[WHAT THE TASK REQUIRES]: For this exercise, output the line containing "What data populates" and all lines after it to the end of the records, exactly, with no other content.

Element data from apps and pages:

------------------------------------

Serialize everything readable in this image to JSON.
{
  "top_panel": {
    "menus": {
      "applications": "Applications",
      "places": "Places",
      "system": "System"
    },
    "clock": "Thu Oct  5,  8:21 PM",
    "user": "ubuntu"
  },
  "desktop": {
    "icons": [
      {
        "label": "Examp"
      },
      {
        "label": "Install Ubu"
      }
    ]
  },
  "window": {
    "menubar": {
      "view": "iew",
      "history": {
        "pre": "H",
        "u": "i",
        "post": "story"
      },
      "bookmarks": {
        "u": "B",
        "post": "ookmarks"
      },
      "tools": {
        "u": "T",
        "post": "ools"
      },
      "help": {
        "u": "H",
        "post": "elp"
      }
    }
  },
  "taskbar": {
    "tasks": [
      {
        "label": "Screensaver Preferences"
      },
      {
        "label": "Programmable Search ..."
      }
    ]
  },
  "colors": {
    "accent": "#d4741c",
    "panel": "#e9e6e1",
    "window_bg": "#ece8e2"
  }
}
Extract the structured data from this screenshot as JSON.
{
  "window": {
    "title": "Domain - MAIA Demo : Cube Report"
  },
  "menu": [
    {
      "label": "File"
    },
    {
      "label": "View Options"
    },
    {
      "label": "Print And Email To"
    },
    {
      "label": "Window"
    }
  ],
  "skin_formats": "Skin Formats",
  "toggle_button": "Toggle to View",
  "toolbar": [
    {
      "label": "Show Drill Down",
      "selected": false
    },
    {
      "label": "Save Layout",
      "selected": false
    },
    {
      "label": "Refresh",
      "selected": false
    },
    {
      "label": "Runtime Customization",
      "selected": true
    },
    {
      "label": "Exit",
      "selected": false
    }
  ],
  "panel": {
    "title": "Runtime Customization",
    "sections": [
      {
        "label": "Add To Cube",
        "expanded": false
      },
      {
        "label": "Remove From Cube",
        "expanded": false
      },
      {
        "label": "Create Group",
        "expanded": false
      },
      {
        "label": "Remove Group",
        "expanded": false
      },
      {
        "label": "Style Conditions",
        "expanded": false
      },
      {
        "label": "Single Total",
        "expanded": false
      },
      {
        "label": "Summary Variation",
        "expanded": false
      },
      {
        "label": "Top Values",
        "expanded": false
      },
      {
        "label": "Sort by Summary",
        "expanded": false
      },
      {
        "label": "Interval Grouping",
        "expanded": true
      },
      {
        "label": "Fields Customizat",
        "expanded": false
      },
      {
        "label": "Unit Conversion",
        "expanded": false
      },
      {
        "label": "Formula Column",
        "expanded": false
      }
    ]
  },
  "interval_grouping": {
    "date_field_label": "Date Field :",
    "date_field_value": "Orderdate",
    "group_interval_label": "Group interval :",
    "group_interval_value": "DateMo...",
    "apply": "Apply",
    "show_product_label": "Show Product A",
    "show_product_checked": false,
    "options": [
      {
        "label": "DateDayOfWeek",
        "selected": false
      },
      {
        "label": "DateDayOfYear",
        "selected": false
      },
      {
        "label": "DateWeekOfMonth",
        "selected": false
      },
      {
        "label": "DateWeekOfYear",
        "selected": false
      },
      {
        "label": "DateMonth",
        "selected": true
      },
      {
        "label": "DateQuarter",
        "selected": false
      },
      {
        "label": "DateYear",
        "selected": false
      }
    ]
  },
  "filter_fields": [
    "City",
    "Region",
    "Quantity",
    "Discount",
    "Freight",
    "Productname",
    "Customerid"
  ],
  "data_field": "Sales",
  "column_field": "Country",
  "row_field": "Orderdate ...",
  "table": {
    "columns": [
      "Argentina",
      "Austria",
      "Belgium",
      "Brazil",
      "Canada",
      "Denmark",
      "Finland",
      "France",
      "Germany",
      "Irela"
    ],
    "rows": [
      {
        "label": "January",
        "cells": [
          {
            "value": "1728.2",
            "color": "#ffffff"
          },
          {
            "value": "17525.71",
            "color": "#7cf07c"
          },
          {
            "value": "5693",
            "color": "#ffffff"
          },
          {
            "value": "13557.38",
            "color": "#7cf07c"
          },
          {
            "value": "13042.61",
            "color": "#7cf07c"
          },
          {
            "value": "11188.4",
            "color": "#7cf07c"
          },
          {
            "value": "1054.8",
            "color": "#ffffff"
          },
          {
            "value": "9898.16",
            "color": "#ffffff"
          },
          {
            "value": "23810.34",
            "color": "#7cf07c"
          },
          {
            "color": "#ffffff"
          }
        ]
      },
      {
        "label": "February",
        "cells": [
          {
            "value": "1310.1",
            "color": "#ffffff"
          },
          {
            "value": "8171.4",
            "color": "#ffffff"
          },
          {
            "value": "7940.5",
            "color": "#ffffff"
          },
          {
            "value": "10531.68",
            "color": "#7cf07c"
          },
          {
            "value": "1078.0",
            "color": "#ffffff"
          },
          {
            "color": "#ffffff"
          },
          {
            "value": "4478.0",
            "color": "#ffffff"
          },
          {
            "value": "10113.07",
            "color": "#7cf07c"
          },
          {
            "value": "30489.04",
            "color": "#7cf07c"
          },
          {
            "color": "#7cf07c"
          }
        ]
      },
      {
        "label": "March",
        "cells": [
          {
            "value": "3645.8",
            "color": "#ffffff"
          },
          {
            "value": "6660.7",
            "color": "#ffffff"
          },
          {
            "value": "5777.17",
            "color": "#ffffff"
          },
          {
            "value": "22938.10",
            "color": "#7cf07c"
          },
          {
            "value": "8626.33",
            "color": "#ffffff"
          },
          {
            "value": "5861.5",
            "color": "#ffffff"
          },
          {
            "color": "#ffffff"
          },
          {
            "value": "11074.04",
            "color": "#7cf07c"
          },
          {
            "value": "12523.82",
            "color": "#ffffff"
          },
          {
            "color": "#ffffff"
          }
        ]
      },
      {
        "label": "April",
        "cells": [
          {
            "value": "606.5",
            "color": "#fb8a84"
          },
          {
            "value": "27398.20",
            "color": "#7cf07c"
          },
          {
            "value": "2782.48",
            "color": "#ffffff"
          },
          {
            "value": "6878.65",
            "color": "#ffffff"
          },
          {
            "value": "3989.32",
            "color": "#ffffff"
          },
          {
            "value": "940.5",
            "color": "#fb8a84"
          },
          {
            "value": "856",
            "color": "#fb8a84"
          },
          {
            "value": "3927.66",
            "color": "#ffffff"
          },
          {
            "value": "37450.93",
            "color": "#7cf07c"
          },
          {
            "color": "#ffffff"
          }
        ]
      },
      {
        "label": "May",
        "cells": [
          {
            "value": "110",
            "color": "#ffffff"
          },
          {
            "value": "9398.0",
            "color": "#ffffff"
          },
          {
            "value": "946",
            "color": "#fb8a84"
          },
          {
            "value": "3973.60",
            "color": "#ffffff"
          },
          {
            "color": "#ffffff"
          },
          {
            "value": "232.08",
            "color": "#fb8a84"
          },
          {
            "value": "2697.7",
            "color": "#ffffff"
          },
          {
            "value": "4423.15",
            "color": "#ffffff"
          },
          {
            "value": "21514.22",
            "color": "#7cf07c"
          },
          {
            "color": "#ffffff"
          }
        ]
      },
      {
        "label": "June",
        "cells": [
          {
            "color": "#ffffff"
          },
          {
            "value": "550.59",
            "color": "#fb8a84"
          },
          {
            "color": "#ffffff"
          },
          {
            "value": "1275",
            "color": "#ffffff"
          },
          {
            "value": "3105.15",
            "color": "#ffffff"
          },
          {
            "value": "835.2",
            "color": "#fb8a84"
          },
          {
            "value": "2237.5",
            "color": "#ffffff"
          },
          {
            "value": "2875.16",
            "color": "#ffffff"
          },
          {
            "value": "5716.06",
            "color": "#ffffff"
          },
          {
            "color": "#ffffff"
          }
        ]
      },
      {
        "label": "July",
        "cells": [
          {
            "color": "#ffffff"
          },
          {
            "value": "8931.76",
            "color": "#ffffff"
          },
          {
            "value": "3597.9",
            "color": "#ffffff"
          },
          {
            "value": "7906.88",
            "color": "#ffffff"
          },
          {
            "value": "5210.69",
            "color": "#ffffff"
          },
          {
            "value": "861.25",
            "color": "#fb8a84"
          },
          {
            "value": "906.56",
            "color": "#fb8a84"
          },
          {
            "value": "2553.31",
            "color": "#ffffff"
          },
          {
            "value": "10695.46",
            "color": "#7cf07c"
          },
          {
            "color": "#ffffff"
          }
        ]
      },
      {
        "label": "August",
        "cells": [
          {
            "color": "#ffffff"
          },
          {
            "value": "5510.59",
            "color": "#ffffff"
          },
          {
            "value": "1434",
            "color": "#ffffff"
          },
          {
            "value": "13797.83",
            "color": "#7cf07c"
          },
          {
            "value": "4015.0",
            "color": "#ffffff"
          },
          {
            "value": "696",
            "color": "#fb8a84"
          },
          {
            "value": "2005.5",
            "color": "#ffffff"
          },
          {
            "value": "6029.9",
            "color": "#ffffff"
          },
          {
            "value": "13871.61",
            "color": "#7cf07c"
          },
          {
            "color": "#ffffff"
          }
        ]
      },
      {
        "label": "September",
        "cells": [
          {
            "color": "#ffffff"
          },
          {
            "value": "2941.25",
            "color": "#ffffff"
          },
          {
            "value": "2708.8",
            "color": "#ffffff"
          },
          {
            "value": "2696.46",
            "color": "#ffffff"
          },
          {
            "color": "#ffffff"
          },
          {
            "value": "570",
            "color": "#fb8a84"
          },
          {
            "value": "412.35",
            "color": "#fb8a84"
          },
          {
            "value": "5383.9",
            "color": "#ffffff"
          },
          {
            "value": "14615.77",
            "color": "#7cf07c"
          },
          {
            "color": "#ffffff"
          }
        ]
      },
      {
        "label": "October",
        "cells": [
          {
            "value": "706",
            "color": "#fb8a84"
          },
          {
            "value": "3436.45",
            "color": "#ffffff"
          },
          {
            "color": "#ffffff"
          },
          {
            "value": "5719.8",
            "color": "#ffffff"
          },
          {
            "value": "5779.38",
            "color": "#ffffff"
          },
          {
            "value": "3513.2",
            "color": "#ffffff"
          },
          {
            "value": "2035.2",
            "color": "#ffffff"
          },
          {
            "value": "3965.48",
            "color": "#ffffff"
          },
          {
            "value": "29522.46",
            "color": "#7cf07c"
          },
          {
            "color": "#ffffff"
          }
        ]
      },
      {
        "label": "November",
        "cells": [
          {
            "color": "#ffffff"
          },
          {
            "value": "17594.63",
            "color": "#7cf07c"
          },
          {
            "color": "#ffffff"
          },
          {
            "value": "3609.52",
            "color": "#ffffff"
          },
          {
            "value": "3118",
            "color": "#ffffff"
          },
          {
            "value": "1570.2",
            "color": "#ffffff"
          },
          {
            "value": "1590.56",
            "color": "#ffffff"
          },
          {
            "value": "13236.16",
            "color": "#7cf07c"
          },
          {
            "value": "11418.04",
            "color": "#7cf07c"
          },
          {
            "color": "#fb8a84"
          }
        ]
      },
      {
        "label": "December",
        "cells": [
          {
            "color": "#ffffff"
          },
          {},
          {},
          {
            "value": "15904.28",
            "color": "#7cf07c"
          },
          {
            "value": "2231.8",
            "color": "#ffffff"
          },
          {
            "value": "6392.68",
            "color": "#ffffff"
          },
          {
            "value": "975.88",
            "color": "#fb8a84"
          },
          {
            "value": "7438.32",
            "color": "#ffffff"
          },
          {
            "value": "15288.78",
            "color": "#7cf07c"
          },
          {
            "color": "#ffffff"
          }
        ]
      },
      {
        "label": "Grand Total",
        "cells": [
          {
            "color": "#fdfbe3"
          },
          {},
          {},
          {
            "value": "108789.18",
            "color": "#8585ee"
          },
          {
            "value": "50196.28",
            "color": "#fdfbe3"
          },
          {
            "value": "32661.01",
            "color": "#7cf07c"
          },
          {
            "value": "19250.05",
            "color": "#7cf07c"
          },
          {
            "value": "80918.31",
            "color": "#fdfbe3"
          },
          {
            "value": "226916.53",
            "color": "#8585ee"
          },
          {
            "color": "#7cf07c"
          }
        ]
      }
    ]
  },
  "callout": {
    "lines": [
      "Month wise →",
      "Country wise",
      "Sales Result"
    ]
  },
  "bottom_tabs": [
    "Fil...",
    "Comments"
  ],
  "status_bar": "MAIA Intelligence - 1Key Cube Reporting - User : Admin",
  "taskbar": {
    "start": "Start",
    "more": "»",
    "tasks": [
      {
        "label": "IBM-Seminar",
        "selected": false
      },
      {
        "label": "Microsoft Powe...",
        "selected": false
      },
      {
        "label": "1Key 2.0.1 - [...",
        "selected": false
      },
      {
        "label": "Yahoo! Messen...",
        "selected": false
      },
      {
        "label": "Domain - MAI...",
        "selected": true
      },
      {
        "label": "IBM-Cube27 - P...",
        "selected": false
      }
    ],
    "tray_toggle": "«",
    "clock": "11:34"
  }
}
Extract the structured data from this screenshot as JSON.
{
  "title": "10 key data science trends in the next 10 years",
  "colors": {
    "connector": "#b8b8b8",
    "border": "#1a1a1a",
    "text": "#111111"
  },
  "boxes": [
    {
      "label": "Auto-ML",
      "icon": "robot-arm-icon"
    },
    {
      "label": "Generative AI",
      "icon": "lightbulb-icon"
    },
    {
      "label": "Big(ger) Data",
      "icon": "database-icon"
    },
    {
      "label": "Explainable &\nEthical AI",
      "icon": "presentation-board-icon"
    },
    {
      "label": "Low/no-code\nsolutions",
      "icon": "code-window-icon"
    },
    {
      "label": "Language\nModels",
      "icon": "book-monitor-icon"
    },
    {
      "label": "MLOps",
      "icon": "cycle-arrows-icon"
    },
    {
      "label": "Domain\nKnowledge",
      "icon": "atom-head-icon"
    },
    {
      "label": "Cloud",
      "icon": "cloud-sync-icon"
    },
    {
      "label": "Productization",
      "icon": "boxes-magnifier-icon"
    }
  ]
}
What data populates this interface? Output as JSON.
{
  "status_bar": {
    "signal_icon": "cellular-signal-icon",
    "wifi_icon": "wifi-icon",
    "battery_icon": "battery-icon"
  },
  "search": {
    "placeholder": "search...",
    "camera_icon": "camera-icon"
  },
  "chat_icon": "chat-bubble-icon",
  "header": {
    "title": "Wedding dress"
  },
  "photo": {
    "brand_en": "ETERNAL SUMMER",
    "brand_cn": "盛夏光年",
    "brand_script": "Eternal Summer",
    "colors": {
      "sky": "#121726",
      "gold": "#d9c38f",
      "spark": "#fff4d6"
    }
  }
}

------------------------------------

[RESPONSE BELOW]:
What data populates this interface? Output as JSON.
{
  "status_bar": {
    "signal_icon": "cellular-signal-icon",
    "wifi_icon": "wifi-icon",
    "battery_icon": "battery-icon"
  },
  "search": {
    "placeholder": "search...",
    "camera_icon": "camera-icon"
  },
  "chat_icon": "chat-bubble-icon",
  "header": {
    "title": "Wedding dress"
  },
  "photo": {
    "brand_en": "ETERNAL SUMMER",
    "brand_cn": "盛夏光年",
    "brand_script": "Eternal Summer",
    "colors": {
      "sky": "#121726",
      "gold": "#d9c38f",
      "spark": "#fff4d6"
    }
  }
}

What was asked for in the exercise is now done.